EXERCISE INPUTS Start Marker

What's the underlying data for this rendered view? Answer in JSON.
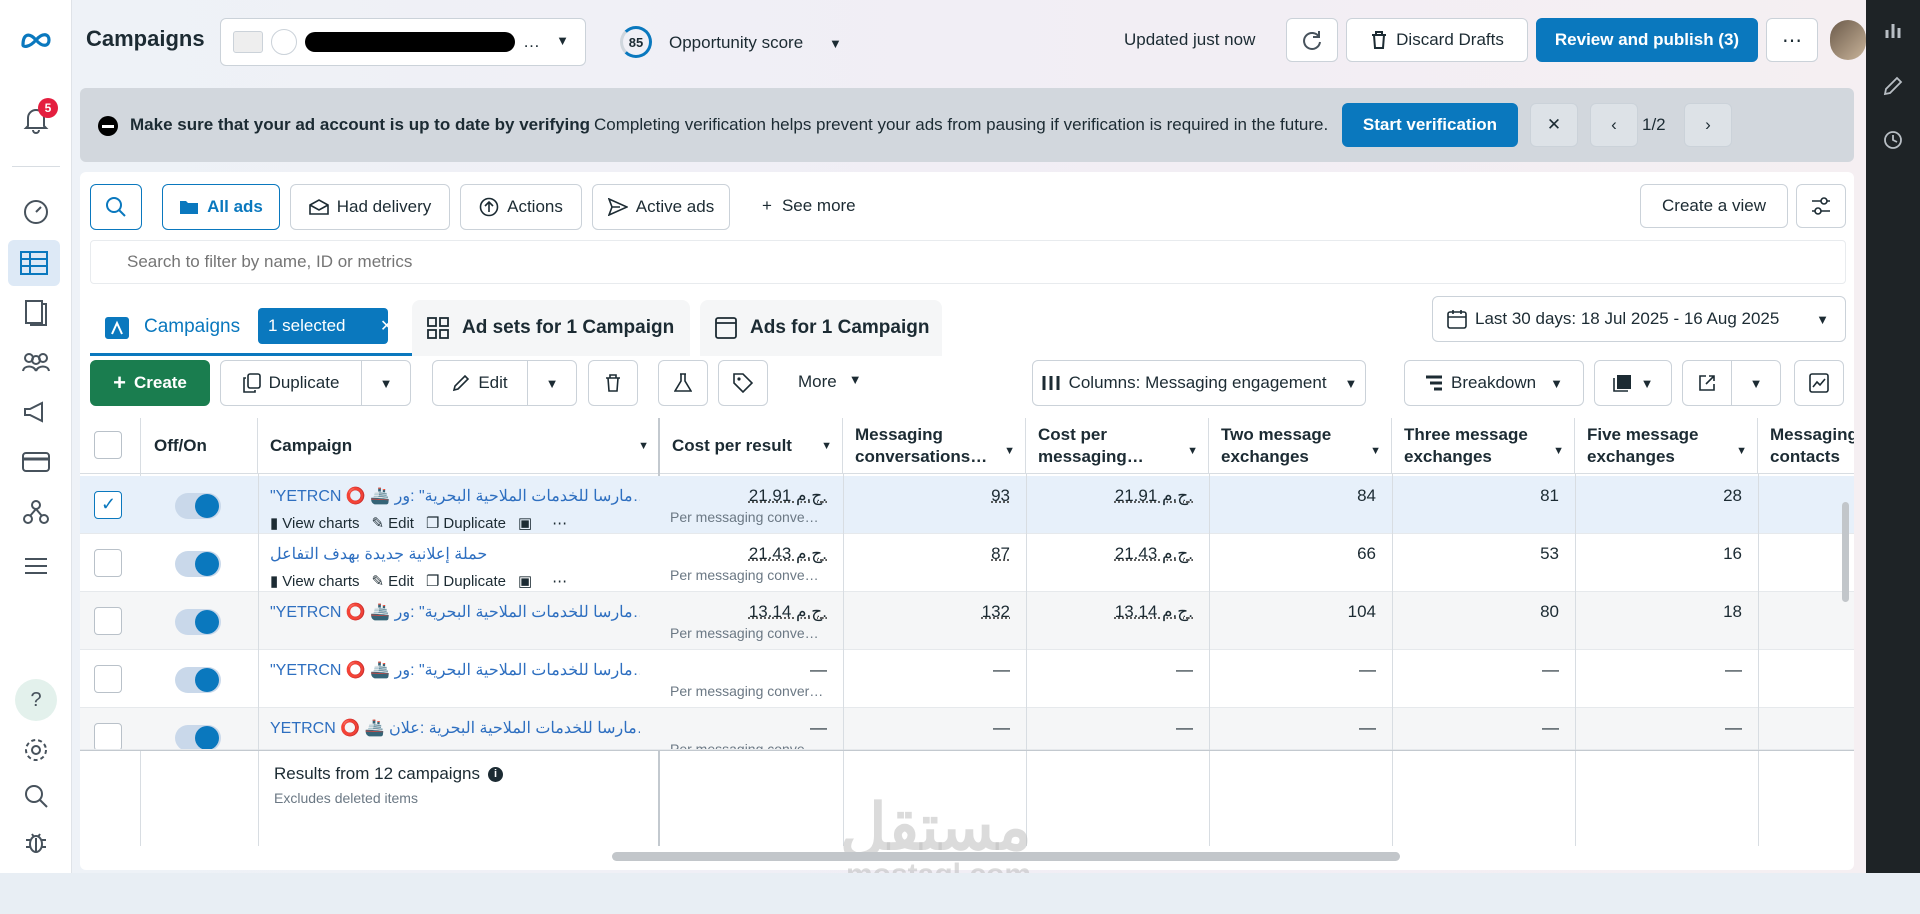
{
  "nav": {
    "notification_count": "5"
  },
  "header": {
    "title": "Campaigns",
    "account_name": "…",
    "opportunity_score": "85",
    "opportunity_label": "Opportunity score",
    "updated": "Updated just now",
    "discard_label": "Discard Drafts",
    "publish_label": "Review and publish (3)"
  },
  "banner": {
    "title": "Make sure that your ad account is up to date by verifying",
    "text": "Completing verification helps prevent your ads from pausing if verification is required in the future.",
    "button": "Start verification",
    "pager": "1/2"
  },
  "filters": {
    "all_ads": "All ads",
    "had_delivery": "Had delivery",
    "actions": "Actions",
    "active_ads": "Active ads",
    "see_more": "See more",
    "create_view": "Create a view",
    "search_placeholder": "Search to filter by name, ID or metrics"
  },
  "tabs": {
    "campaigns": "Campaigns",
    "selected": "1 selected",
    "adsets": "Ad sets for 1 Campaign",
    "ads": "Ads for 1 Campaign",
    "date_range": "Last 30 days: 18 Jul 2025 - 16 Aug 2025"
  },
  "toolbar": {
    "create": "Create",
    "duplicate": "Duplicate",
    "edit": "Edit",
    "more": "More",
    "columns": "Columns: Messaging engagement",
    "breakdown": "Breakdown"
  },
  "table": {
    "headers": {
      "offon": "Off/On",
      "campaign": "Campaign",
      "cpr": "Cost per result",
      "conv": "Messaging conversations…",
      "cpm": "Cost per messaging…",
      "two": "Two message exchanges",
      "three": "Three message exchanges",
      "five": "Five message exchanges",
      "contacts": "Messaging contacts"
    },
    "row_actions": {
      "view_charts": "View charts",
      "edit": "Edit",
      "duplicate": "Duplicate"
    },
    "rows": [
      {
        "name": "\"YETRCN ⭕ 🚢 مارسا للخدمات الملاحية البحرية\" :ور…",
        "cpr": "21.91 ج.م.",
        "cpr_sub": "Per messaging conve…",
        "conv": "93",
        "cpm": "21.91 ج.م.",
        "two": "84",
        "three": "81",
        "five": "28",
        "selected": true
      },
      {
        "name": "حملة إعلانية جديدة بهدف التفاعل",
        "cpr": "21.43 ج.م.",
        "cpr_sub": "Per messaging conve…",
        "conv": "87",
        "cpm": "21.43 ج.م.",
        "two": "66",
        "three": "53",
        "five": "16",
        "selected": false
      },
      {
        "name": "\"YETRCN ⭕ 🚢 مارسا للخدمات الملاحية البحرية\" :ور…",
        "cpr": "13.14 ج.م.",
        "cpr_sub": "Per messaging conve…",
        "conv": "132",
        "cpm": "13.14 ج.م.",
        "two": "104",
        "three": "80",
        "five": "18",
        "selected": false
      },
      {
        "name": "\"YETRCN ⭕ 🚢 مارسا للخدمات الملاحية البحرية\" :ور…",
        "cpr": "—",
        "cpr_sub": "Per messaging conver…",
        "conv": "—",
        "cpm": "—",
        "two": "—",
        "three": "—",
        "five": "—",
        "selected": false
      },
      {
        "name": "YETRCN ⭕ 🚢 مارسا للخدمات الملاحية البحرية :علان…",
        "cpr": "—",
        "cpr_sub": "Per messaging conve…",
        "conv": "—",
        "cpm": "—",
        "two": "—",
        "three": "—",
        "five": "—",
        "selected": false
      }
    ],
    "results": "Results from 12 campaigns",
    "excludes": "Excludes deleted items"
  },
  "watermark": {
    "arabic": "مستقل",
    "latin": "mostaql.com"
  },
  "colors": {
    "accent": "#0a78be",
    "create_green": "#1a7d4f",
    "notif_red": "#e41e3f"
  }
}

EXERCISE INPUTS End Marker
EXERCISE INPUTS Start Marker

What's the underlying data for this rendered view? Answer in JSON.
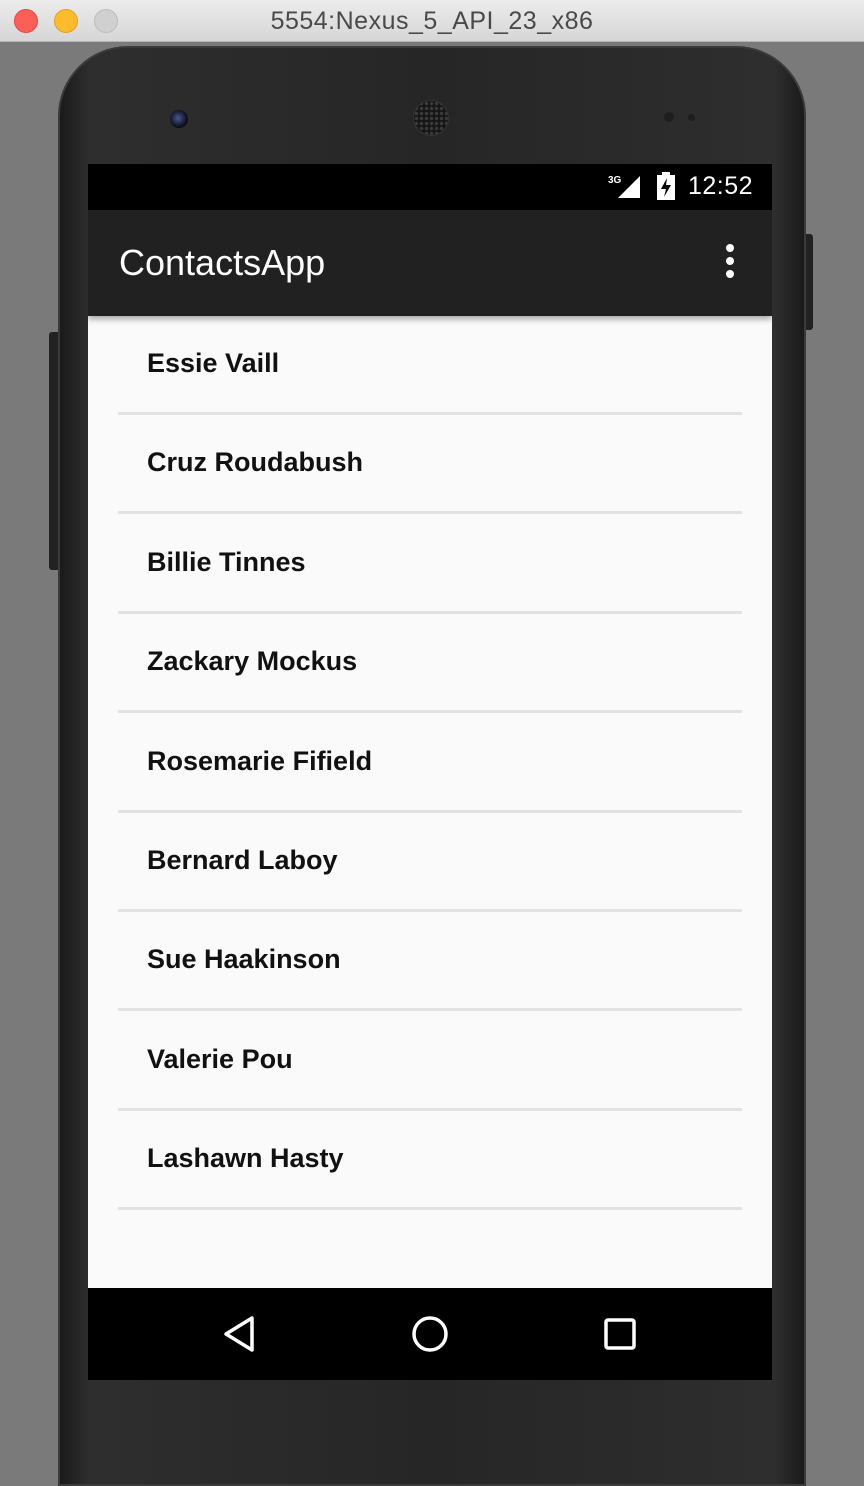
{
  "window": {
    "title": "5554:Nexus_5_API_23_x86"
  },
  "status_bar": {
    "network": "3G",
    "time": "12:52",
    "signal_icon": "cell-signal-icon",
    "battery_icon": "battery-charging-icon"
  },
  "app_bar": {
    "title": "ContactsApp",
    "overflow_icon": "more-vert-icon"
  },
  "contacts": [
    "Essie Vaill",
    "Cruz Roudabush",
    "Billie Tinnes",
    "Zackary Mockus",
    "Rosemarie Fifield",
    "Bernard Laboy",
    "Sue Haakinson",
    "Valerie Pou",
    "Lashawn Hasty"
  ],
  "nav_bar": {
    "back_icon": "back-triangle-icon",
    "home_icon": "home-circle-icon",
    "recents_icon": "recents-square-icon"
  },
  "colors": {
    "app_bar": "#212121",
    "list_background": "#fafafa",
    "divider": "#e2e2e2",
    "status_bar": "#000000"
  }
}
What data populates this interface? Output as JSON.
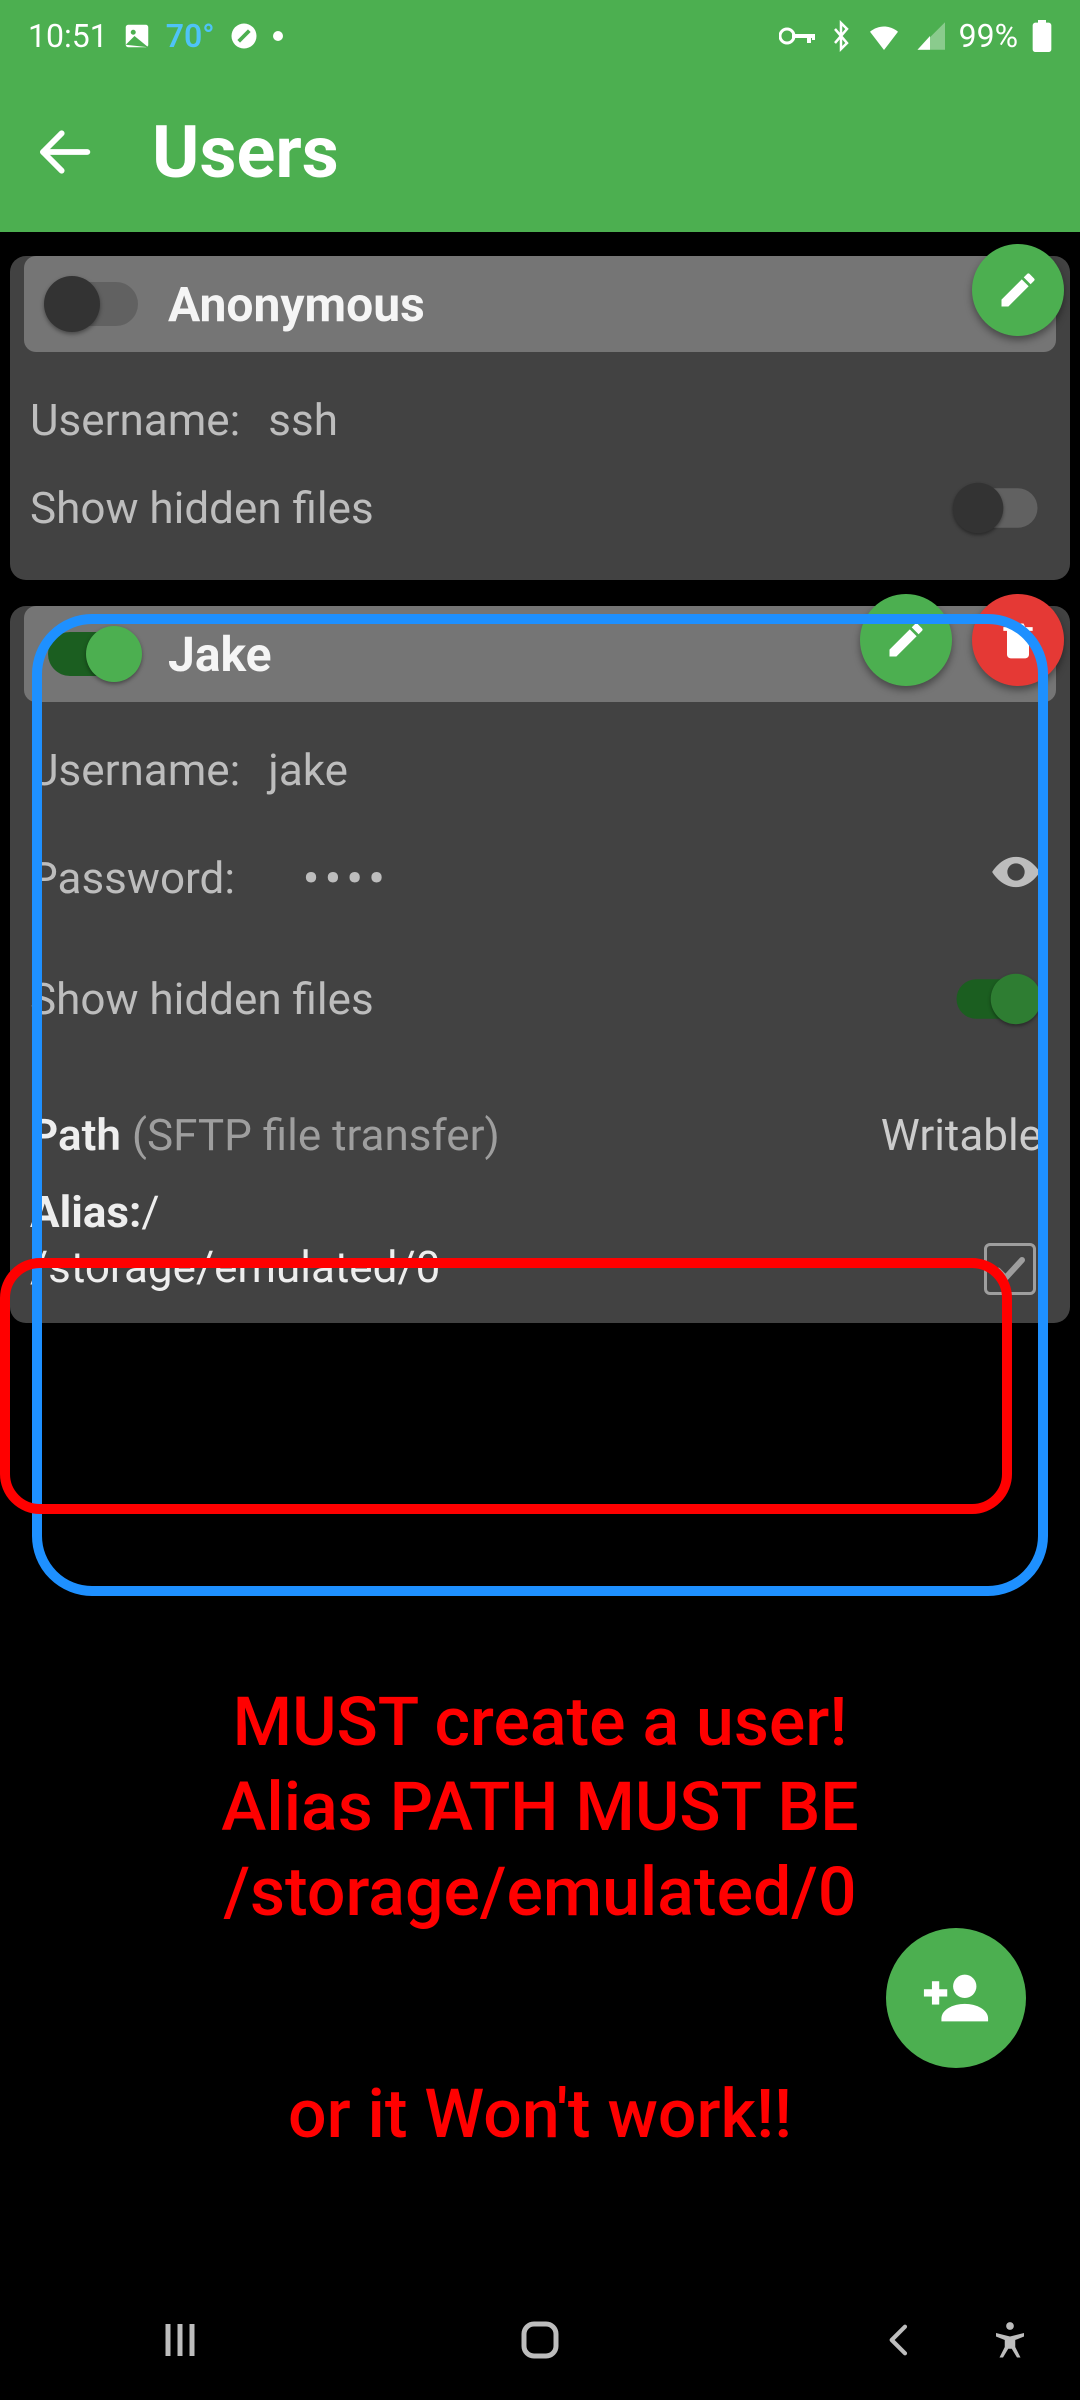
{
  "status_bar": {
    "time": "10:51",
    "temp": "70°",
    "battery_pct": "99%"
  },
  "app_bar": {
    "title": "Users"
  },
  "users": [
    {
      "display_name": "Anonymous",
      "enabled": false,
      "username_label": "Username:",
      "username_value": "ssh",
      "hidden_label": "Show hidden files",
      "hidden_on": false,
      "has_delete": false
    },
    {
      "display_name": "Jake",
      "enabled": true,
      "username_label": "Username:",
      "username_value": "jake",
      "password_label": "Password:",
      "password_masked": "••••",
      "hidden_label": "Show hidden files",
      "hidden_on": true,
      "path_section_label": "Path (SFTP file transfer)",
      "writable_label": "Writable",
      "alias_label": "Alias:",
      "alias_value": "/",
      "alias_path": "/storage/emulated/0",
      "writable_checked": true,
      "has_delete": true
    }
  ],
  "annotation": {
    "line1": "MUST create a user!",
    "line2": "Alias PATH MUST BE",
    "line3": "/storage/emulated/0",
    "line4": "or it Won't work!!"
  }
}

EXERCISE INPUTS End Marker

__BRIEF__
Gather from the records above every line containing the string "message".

__REPLY TO THE TASK__
      "two": "Two message exchanges",
      "three": "Three message exchanges",
      "five": "Five message exchanges",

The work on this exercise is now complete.